PRP’s network is reaching more and more offices by connecting with community advocates and activists, working at local levels to inform and engage them on the question of what these law offices can do for their community so that they, in turn, exert pressure on their local officials to adopt proactive civil rights enforcement models. In many places, the attorneys heading these offices are elected, and a commitment to civil rights enforcement equity is a compelling part of a platform. Jill’s team builds and maintains relationships between these local groups and their local CA’s, DA’s, and AG’s offices so that community priorities and needs inform enforcement strategies. For example, Jill’s team interviewed workers at Handy and Instacart to assemble detailed information on how those companies were violating their rights and ignoring their needs. This information was, in turn, converted into legal action. When “defunding the police” is on the table for debate, Public Rights Project represents a tangible way for local government offices to pivot their resources from criminal justice enforcement policies that drain and harm communities. Instead, these resources can go towards proactive, equitable civil rights enforcement that makes communities stronger and healthier by closing equity gaps and promoting rights.
Jill’s mother was the first woman elected to the school board in their small Midwestern town, and Jill watched her persistence result in meaningful change for the district. In Jill’s first year of law school, she helped found the San Francisco Affirmative Litigation Project, a fellowship that paired Yale law students with city attorneys in San Francisco to help scale up impact litigation. The program, founded in 2007, has been able to sustainably grow its impact using an innovative business model that helps state and local governments self-sustain high-quality enforcement teams by using revenue from successful cases to fund permanent staff. Through this work, she saw the difficulty other cities had in building similar programs from scratch because there was no plan or playbook.
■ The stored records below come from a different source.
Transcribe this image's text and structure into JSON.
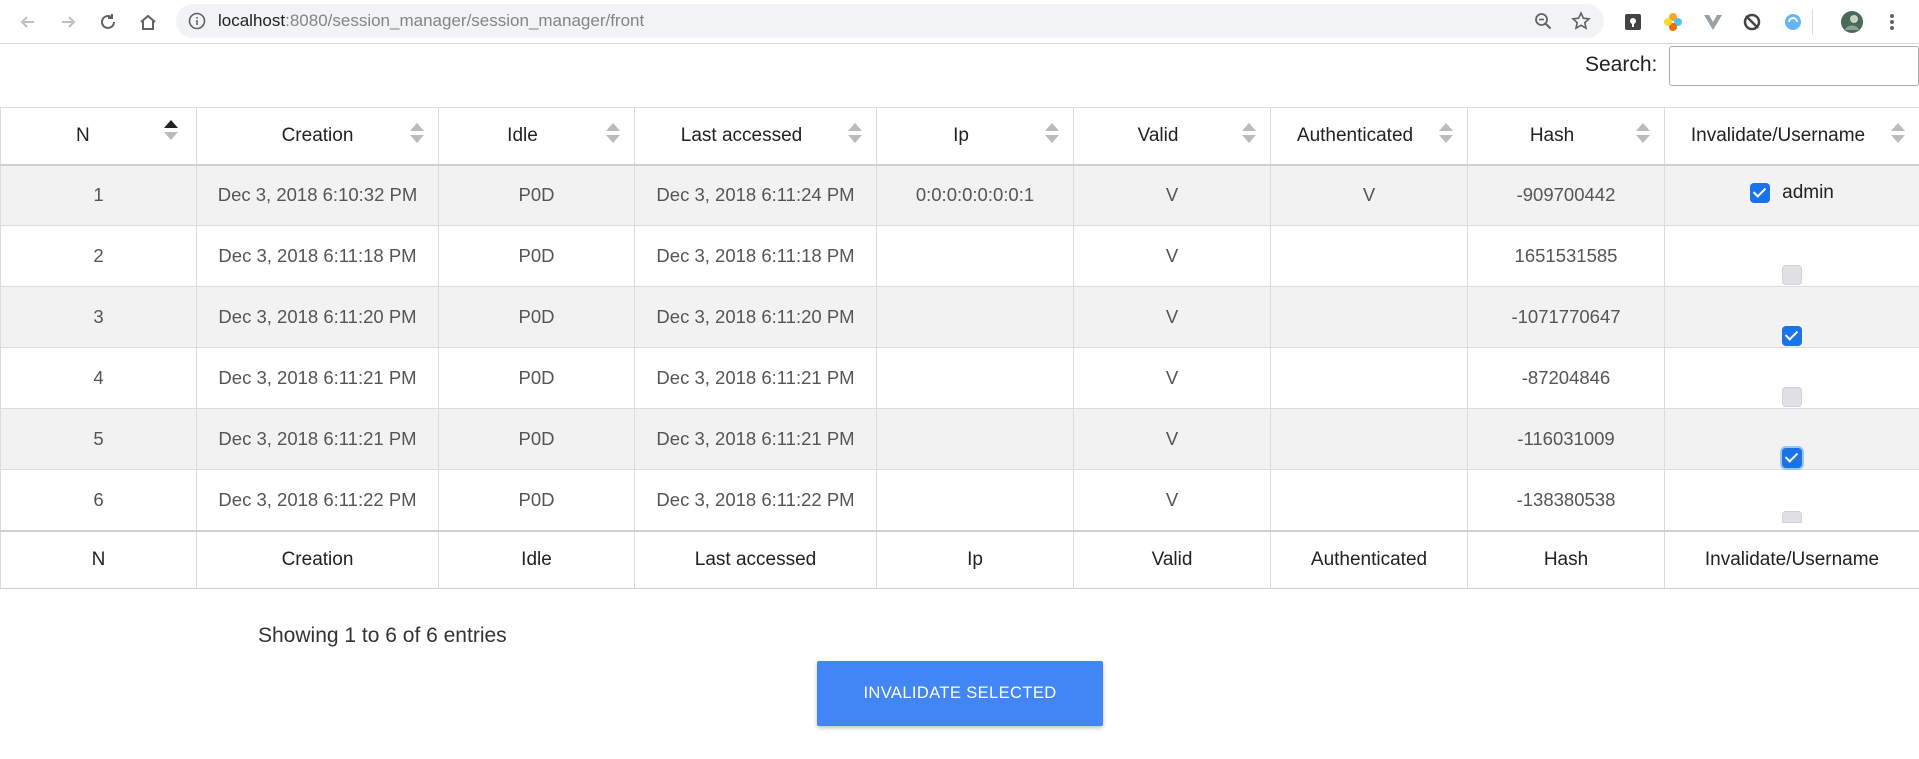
{
  "browser": {
    "url_host": "localhost",
    "url_path": ":8080/session_manager/session_manager/front"
  },
  "search": {
    "label": "Search:",
    "value": ""
  },
  "table": {
    "columns": [
      "N",
      "Creation",
      "Idle",
      "Last accessed",
      "Ip",
      "Valid",
      "Authenticated",
      "Hash",
      "Invalidate/Username"
    ],
    "sorted_column": "N",
    "rows": [
      {
        "n": "1",
        "creation": "Dec 3, 2018 6:10:32 PM",
        "idle": "P0D",
        "last": "Dec 3, 2018 6:11:24 PM",
        "ip": "0:0:0:0:0:0:0:1",
        "valid": "V",
        "auth": "V",
        "hash": "-909700442",
        "checked": true,
        "username": "admin"
      },
      {
        "n": "2",
        "creation": "Dec 3, 2018 6:11:18 PM",
        "idle": "P0D",
        "last": "Dec 3, 2018 6:11:18 PM",
        "ip": "",
        "valid": "V",
        "auth": "",
        "hash": "1651531585",
        "checked": false,
        "username": ""
      },
      {
        "n": "3",
        "creation": "Dec 3, 2018 6:11:20 PM",
        "idle": "P0D",
        "last": "Dec 3, 2018 6:11:20 PM",
        "ip": "",
        "valid": "V",
        "auth": "",
        "hash": "-1071770647",
        "checked": true,
        "username": ""
      },
      {
        "n": "4",
        "creation": "Dec 3, 2018 6:11:21 PM",
        "idle": "P0D",
        "last": "Dec 3, 2018 6:11:21 PM",
        "ip": "",
        "valid": "V",
        "auth": "",
        "hash": "-87204846",
        "checked": false,
        "username": ""
      },
      {
        "n": "5",
        "creation": "Dec 3, 2018 6:11:21 PM",
        "idle": "P0D",
        "last": "Dec 3, 2018 6:11:21 PM",
        "ip": "",
        "valid": "V",
        "auth": "",
        "hash": "-116031009",
        "checked": true,
        "username": ""
      },
      {
        "n": "6",
        "creation": "Dec 3, 2018 6:11:22 PM",
        "idle": "P0D",
        "last": "Dec 3, 2018 6:11:22 PM",
        "ip": "",
        "valid": "V",
        "auth": "",
        "hash": "-138380538",
        "checked": false,
        "username": ""
      }
    ]
  },
  "info": "Showing 1 to 6 of 6 entries",
  "button": {
    "label": "INVALIDATE SELECTED"
  },
  "colors": {
    "accent": "#4285f4",
    "checkbox": "#1a73e8",
    "stripe": "#f2f2f2"
  }
}
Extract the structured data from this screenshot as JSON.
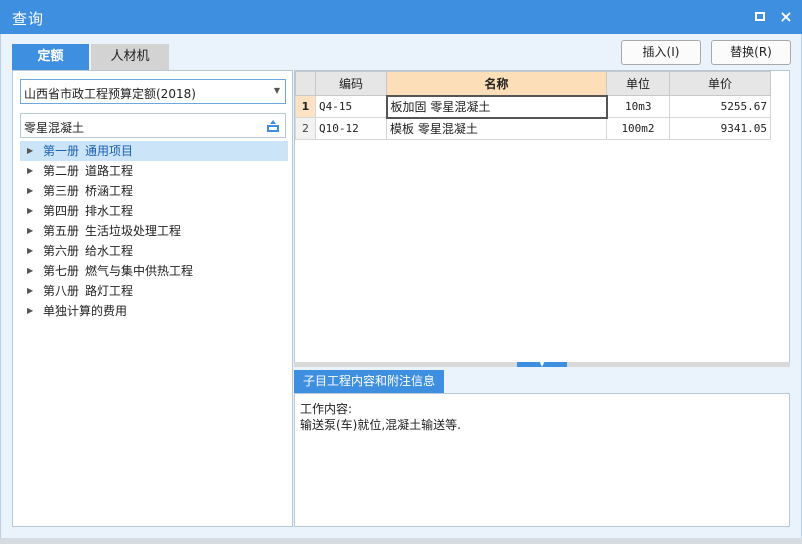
{
  "window": {
    "title": "查询",
    "max_icon": "maximize-icon",
    "close_icon": "close-icon",
    "close_glyph": "×"
  },
  "tabs": [
    {
      "label": "定额",
      "active": true
    },
    {
      "label": "人材机",
      "active": false
    }
  ],
  "actions": {
    "insert_label": "插入(I)",
    "replace_label": "替换(R)"
  },
  "library_select": {
    "value": "山西省市政工程预算定额(2018)",
    "arrow_glyph": "▼"
  },
  "search": {
    "value": "零星混凝土",
    "icon": "search-filter-icon"
  },
  "tree": {
    "caret_glyph": "▶",
    "items": [
      {
        "volume": "第一册",
        "label": "通用项目",
        "selected": true
      },
      {
        "volume": "第二册",
        "label": "道路工程",
        "selected": false
      },
      {
        "volume": "第三册",
        "label": "桥涵工程",
        "selected": false
      },
      {
        "volume": "第四册",
        "label": "排水工程",
        "selected": false
      },
      {
        "volume": "第五册",
        "label": "生活垃圾处理工程",
        "selected": false
      },
      {
        "volume": "第六册",
        "label": "给水工程",
        "selected": false
      },
      {
        "volume": "第七册",
        "label": "燃气与集中供热工程",
        "selected": false
      },
      {
        "volume": "第八册",
        "label": "路灯工程",
        "selected": false
      },
      {
        "volume": "",
        "label": "单独计算的费用",
        "selected": false
      }
    ]
  },
  "grid": {
    "columns": {
      "code": "编码",
      "name": "名称",
      "unit": "单位",
      "price": "单价"
    },
    "rows": [
      {
        "no": "1",
        "code": "Q4-15",
        "name": "板加固 零星混凝土",
        "unit": "10m3",
        "price": "5255.67",
        "active": true
      },
      {
        "no": "2",
        "code": "Q10-12",
        "name": "模板 零星混凝土",
        "unit": "100m2",
        "price": "9341.05",
        "active": false
      }
    ]
  },
  "splitter": {
    "grip_glyph": "▼"
  },
  "info": {
    "tab_label": "子目工程内容和附注信息",
    "content_title": "工作内容:",
    "content_text": "输送泵(车)就位,混凝土输送等."
  },
  "colors": {
    "accent": "#3f8fe0",
    "panel_bg": "#eaf2fb",
    "header_highlight": "#fcdfb8",
    "selected_tree": "#cce4f7"
  }
}
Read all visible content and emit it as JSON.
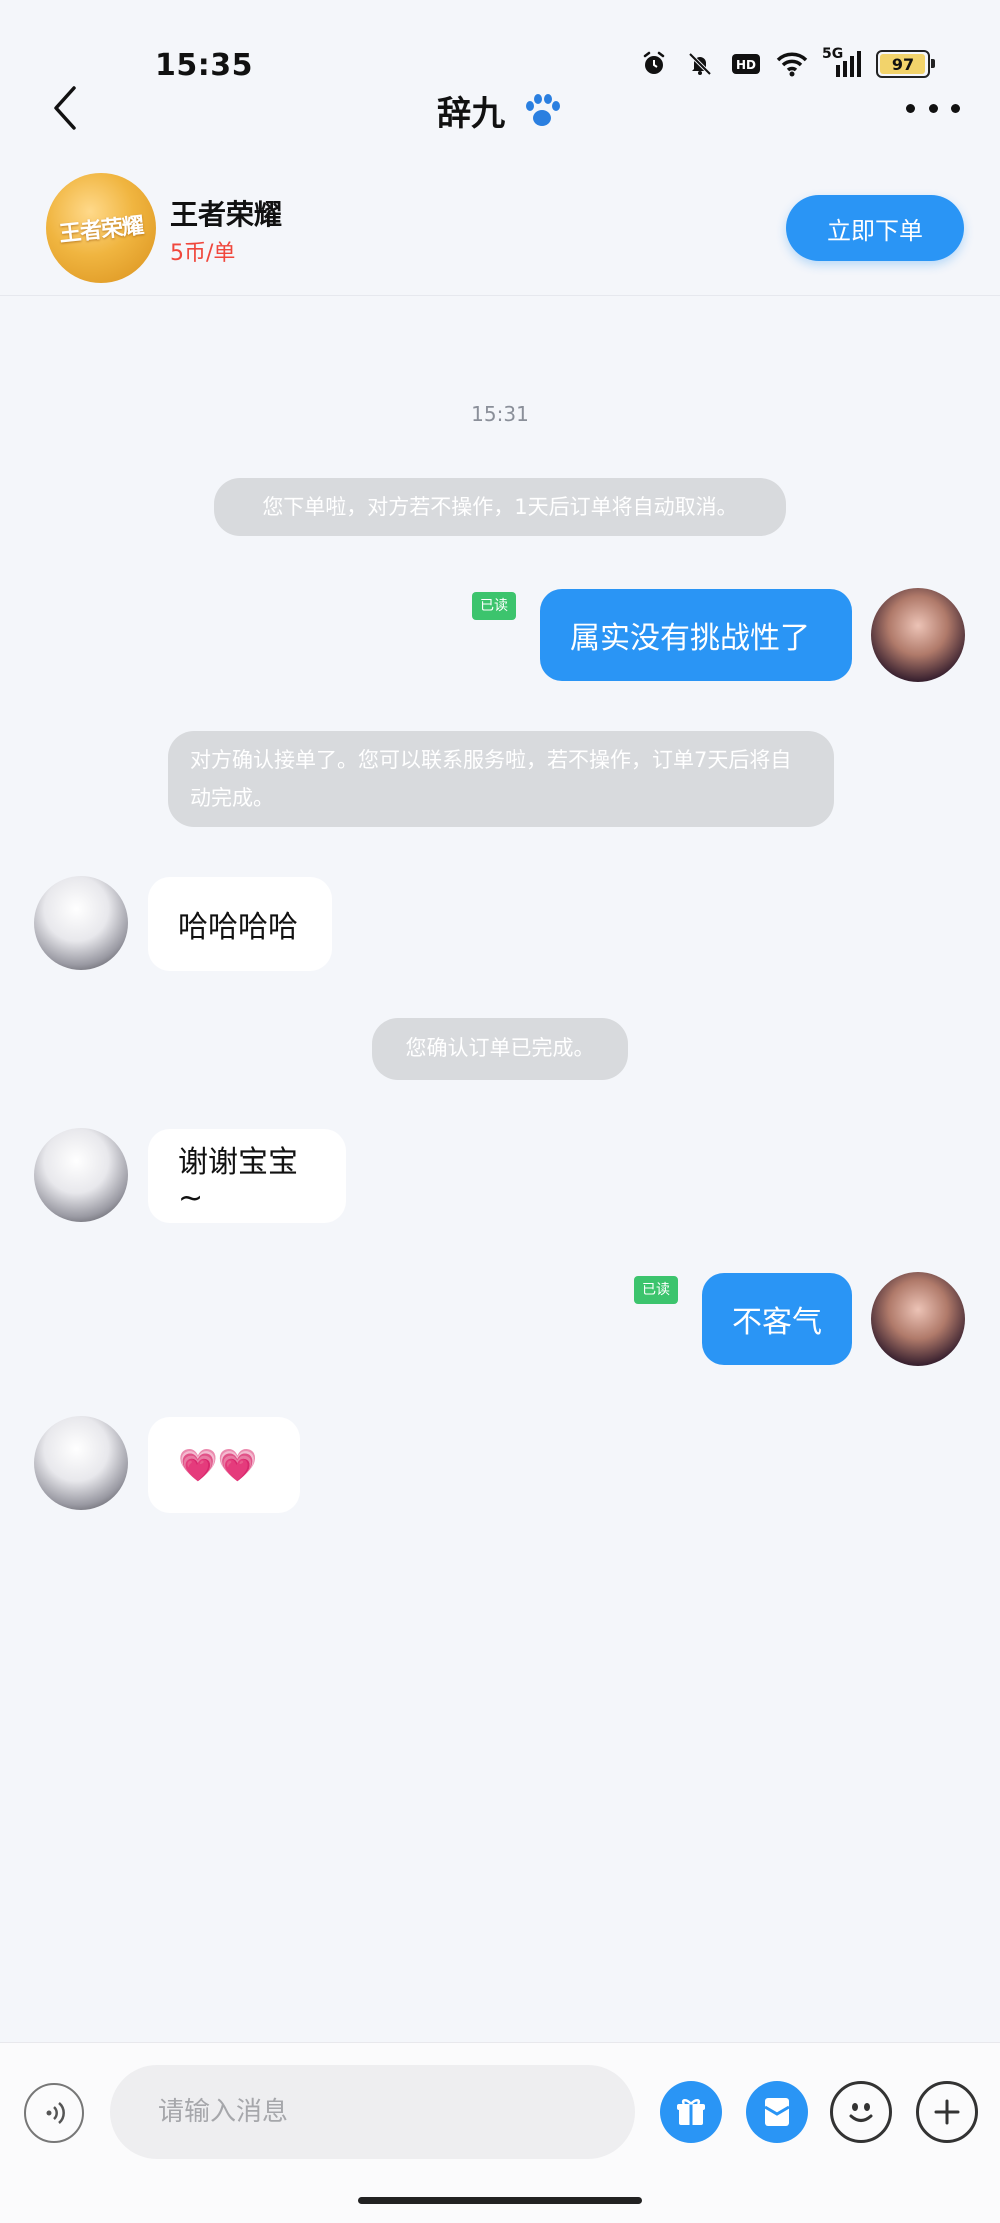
{
  "status_bar": {
    "time": "15:35",
    "network": "5G",
    "hd_label": "HD",
    "battery": "97",
    "icons": [
      "alarm-icon",
      "mute-icon",
      "hd-icon",
      "wifi-icon",
      "signal-icon",
      "battery-icon"
    ]
  },
  "header": {
    "title": "辞九",
    "back_icon": "chevron-left-icon",
    "title_icon": "paw-icon",
    "more_icon": "more-dots-icon"
  },
  "game_card": {
    "name": "王者荣耀",
    "price": "5币/单",
    "order_button": "立即下单",
    "logo_text": "王者荣耀"
  },
  "chat": {
    "timestamp": "15:31",
    "messages": [
      {
        "type": "system",
        "text": "您下单啦，对方若不操作，1天后订单将自动取消。"
      },
      {
        "type": "me",
        "text": "属实没有挑战性了",
        "read_label": "已读"
      },
      {
        "type": "system",
        "text": "对方确认接单了。您可以联系服务啦，若不操作，订单7天后将自动完成。"
      },
      {
        "type": "other",
        "text": "哈哈哈哈"
      },
      {
        "type": "system",
        "text": "您确认订单已完成。"
      },
      {
        "type": "other",
        "text": "谢谢宝宝~"
      },
      {
        "type": "me",
        "text": "不客气",
        "read_label": "已读"
      },
      {
        "type": "other",
        "text": "💗💗"
      }
    ]
  },
  "input_bar": {
    "placeholder": "请输入消息",
    "icons": [
      "voice-icon",
      "gift-icon",
      "red-packet-icon",
      "emoji-icon",
      "plus-icon"
    ]
  },
  "colors": {
    "accent": "#2a95f5",
    "price": "#f0473c",
    "read_tag": "#3cc46d",
    "system_bubble": "#d8dadd",
    "background": "#f4f6fa"
  }
}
In 2015, working as part of the California Department of Justice, Jill led the creation and launch of the Attorney General’s Bureau of Children’s Justice and oversaw its work defending children’s rights in the child welfare, education, and juvenile justice systems. Jill and her team built this new unit to bring cases that had not been brought before on issues like racial bias in school policing. Each time they wanted to innovate, Jill felt as if they were “reinventing the wheel” as they created partnerships and marshalled resources to make change. Her “wish lists” and keen sense of what was needed to enable more cities and states to do this type of work were the seeds of the Public Rights Project.